Charitable needs around the world
A look at acute needs in various regions of the globe — from aid for refugees in countries neighboring Syria to the response the effects of Zika in Latin America — and charities working to help. Map illustrations by Jacob Turcotte.
Where: South Sudan
Why here? The UN’s World Food Program identifies this region as highly food insecure because of drought conditions that wiped out crops this past spring. Millions of people were left with little or no food until next year as a result.
About these groups: Founded in 1943, CRS has over 5,000 employees worldwide and has won a number of commendations over the years for its responses to large scale disasters like the 2005 Pakistan Earthquake. Though affiliated with the Catholic Community in the United States, its efforts are targeted solely on the basis of need, regardless of religious affiliation. It received an A+ rating from CharityWatch in 2015. Africa-based Gift of the Givers was founded in 1992 and is funded primarily the Muslim community. For more on the unusual mix of problems the organization tackles, read Ryan Lenora Brown's cover story.

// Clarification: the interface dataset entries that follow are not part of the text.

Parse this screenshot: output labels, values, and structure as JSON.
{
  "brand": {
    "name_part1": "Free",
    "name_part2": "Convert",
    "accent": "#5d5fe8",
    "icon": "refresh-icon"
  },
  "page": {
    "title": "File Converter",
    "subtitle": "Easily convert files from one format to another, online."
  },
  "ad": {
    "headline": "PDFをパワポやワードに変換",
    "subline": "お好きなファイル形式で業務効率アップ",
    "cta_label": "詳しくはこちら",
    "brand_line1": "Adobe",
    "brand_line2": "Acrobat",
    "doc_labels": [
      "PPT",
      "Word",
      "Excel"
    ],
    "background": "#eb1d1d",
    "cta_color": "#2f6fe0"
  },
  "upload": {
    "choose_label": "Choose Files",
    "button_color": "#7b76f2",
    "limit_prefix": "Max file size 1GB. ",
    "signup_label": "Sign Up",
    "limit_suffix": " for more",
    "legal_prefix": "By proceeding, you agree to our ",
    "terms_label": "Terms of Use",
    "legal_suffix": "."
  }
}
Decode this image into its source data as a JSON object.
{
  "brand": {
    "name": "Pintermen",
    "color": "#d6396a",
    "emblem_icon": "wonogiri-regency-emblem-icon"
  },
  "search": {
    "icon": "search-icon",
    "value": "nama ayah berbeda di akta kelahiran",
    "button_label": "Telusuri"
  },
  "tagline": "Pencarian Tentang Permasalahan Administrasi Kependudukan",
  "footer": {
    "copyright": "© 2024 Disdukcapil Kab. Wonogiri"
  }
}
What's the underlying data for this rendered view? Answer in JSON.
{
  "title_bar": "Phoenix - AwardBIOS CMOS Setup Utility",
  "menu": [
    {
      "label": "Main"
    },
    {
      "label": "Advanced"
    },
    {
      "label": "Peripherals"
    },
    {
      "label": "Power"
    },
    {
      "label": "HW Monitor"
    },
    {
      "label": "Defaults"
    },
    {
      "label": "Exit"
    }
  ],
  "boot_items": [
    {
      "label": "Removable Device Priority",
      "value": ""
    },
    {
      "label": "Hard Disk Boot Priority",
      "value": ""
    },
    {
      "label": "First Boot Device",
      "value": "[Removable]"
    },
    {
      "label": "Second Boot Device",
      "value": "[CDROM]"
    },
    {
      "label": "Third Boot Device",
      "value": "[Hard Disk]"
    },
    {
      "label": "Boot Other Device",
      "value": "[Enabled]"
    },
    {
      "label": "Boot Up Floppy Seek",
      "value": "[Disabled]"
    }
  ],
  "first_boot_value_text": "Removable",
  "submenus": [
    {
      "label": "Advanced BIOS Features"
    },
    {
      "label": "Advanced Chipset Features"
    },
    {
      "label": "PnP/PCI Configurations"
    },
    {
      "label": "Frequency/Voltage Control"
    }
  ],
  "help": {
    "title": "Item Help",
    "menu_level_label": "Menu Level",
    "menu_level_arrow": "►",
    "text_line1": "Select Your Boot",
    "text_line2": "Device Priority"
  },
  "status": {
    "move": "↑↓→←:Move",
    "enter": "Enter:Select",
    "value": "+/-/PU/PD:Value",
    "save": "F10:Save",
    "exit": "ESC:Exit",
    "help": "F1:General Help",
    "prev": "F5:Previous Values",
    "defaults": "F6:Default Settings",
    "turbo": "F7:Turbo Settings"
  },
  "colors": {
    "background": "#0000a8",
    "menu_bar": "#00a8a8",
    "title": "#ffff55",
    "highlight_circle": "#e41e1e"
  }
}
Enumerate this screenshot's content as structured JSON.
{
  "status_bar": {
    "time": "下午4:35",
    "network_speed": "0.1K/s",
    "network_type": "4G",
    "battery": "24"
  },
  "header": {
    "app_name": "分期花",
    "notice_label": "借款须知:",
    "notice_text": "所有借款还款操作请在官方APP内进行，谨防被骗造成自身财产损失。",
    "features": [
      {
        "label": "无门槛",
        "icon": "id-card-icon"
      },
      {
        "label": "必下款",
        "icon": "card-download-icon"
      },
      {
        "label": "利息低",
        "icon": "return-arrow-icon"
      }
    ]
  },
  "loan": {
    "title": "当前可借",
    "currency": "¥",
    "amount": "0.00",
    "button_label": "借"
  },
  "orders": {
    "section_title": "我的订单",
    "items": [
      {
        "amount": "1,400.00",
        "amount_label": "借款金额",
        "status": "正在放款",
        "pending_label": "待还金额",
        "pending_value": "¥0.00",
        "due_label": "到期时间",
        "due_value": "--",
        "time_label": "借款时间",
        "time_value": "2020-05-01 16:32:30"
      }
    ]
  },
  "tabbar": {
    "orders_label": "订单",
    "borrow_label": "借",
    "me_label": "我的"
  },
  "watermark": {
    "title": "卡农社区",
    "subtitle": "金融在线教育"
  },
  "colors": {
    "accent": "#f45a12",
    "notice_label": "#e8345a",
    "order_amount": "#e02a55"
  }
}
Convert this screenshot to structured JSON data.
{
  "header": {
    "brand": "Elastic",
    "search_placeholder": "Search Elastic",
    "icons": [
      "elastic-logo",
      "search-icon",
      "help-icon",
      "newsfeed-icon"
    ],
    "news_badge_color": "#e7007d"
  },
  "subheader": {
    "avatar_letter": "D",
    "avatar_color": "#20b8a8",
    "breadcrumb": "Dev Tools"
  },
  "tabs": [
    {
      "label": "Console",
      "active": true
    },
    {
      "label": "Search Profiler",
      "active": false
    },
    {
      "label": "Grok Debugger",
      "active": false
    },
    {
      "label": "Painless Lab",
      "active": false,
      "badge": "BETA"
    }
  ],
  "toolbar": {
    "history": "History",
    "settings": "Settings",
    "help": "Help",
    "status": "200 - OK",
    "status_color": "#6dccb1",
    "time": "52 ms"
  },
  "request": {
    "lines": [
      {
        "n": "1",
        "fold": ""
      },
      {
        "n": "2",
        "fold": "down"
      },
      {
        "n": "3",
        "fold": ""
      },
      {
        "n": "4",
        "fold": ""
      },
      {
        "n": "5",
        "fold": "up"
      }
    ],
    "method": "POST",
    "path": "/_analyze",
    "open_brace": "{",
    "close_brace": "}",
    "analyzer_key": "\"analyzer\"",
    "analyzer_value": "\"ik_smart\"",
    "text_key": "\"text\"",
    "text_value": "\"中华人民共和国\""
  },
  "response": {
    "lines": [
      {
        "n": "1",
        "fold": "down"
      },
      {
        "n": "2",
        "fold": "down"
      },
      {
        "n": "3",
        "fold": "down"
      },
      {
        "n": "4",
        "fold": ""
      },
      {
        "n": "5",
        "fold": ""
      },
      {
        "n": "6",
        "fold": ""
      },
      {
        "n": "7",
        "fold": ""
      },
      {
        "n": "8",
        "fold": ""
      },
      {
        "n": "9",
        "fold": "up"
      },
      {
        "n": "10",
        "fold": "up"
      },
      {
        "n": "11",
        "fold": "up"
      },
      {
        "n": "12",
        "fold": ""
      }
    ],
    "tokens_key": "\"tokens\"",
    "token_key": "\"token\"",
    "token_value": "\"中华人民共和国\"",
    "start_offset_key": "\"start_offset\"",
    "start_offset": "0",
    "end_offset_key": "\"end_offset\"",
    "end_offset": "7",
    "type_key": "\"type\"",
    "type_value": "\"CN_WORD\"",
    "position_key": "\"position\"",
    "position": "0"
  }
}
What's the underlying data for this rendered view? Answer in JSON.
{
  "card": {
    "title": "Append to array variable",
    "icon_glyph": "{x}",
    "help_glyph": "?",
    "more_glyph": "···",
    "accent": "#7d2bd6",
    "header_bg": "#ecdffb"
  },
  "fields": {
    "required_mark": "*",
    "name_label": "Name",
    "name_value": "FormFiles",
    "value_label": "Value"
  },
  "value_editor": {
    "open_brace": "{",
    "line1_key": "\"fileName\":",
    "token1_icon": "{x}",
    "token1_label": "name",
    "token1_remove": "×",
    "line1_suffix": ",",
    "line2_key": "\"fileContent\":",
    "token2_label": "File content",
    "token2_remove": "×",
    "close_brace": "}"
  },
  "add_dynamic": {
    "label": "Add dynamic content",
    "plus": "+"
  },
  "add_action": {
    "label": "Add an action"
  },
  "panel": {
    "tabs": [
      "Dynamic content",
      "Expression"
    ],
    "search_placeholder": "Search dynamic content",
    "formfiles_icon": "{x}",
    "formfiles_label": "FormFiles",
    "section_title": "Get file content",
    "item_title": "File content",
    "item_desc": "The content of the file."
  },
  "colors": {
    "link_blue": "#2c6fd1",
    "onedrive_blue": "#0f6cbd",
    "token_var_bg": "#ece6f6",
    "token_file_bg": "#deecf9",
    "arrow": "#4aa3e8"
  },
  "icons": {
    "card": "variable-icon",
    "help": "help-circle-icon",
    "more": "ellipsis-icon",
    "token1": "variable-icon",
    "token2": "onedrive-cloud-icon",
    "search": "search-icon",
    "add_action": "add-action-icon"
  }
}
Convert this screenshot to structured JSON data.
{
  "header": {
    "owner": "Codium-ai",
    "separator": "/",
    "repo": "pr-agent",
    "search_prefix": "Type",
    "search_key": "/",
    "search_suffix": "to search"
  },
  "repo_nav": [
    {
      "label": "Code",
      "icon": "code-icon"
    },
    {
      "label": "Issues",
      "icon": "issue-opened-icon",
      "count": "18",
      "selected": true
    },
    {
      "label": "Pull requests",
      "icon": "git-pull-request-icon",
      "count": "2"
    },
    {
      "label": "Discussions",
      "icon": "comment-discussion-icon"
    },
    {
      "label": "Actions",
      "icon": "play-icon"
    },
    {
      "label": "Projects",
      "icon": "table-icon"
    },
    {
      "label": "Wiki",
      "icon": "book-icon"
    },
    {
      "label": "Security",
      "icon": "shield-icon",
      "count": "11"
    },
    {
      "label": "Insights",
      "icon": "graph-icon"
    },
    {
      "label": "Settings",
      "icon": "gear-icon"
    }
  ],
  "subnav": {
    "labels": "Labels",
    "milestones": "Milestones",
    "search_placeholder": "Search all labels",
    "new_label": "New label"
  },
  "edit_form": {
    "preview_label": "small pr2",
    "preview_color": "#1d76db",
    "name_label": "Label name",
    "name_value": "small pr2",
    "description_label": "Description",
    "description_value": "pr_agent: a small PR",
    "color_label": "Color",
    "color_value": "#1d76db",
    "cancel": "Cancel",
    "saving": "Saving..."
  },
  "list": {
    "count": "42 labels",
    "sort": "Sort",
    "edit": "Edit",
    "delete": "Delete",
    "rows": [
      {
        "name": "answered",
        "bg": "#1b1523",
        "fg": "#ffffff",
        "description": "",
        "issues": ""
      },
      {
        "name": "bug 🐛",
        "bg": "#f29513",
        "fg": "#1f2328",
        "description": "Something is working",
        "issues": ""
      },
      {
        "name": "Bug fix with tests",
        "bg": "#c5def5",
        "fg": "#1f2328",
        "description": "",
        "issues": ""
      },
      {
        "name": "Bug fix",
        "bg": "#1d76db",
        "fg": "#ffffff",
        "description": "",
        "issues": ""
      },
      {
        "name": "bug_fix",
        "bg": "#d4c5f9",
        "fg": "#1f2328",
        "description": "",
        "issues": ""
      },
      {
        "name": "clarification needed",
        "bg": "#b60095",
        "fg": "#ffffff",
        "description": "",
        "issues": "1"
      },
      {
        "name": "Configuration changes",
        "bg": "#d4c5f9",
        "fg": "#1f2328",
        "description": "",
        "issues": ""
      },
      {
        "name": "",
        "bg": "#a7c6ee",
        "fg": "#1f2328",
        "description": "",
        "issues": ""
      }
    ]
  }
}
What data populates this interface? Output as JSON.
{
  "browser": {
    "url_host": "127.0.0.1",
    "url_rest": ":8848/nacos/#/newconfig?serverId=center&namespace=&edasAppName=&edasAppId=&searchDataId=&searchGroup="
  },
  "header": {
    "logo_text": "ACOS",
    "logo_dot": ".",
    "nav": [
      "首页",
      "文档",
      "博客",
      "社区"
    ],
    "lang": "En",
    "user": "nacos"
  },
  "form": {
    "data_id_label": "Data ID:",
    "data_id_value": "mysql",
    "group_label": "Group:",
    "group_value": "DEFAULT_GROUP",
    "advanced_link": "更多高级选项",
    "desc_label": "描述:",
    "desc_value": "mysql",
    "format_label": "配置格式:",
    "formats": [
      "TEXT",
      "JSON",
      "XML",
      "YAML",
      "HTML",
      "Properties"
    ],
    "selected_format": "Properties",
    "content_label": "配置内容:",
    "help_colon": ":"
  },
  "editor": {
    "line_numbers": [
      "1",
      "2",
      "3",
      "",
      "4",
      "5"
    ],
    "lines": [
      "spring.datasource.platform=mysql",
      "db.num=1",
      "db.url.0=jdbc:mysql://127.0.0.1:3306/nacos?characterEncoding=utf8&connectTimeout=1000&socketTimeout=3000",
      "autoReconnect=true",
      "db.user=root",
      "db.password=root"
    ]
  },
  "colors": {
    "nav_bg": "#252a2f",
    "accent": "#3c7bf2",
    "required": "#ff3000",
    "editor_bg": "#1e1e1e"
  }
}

About this list: Directing your money to where it can do the most good can be a quantitative decision, but also a deeply personal one. There are so many worthy causes to support, and an endless array of charitable organizations working to solve the world’s problems.
Priorities vary from person to person. A donation to a local arts program may be more important to you than one toward mosquito nets in the developing world, says Art Taylor, president of the Better Business Bureau’s charity evaluation arm, the Wise Giving Alliance. “And there’s nothing wrong with that. Giving is supposed to be from the heart.”
On the other side of the coin, organizations like GiveWell are taking a data-driven, analytical approach to charity evaluation to determine where one dollar can do the most good (their conclusion: it’s the mosquito nets).
This map aims to provide a bit of guidance on both fronts. One area of need is highlighted in each region – Syrian refugee aid, or Zika’s effects in Latin America – based on outside recommendations, data, and recent crises.
This doesn’t mean that the problem doesn’t exist in other regions. Food insecurity is a problem in the United States as well as Yemen or the South Sudan. But we aim to identify areas where the problem is especially acute.
Next, we showcase two charities – one big, one small – working on each issue. The larger organizations, like Catholic Relief Services and Save the Children are among the biggest and most lauded. Their size, experience, and global presence make them, in many cases, uniquely equipped to aid in large-scale emergencies. All consistently earn top marks from a range of charitable watchdog groups like Charity Navigator, Wise Giving Alliance, and CharityWatch.
The smaller charities operate on a much more limited budget, but have found a way to tackle a precise corner of a particular problem to make an outsize impact.
1 of 6